Clarity, meaning clearness in thought and style, is the most important part of style.  A poorly written piece is probably also an unclear piece of writing.

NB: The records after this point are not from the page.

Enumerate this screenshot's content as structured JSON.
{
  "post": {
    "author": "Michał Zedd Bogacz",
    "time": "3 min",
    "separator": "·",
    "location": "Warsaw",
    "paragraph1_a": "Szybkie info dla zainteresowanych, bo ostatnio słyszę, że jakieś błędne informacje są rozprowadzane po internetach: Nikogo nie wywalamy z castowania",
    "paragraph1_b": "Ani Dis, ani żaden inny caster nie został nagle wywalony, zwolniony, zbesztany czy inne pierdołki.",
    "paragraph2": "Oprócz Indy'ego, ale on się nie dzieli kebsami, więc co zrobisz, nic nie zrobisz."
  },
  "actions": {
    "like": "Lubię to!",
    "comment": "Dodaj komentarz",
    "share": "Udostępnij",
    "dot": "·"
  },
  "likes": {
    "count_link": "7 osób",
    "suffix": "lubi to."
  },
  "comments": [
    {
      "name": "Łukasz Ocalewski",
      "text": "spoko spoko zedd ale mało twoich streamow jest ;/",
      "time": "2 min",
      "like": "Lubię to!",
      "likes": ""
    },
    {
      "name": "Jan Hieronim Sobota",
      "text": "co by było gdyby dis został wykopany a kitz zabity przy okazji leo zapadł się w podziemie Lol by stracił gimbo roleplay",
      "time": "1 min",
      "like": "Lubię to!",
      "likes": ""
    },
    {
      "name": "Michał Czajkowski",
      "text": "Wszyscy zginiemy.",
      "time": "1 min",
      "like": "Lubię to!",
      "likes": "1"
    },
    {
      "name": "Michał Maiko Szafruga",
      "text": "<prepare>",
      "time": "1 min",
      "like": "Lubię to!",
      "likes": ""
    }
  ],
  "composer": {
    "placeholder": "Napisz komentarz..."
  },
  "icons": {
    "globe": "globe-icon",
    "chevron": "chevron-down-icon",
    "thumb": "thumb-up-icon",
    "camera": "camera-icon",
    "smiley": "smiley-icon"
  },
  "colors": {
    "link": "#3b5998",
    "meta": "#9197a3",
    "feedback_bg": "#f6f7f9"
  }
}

The causes of unclear style are the features of style run a muck: messy essay and paragraph structure, in other words the writer doesn’t place the ideas in a logical order; incorrect sentence structure, such as faulty pronoun references, changes in tense, lack of transitions such as shifting in and out of tenses until the reader is confused; uncertain or ill-conceived thesis, so that the reader never gets that road map to guide him or her through the essay; inadequate development of the topic so that the essay seems to go everywhere but to a logical conclusion.

This list of areas should be viewed as opportunities for improvement rather than a shopping list of mistakes.  The point of writing has always been to express ideas, so examples of incorrectness or less than correctness need not be experienced as errors because that perception does nothing to improve a writer’s ability to express ideas clearly whereas seeing these problems as beacons indicating the way to improvement leads directly to amelioration and is the only sensible approach.

Here is the second best style book.

This text includes readings and exercises.

Some closing thoughts on style from great writers.

“Have something to say, and say it as clearly as you can.  That is the only secret of style.”

Matthew Arnold

“Style is the physiognomy of the mind.”

Arthur Schopenhauer

“In matters of grave importance, style, not sincerity, is the vital thing.”

Oscar Wilde

Thanks for reading!

By Ricardo Verde

Suggested Reading Resources Strunk, William Jr. and E.B. White. The Elements of Style. 3rd ed. NY: Macmillan.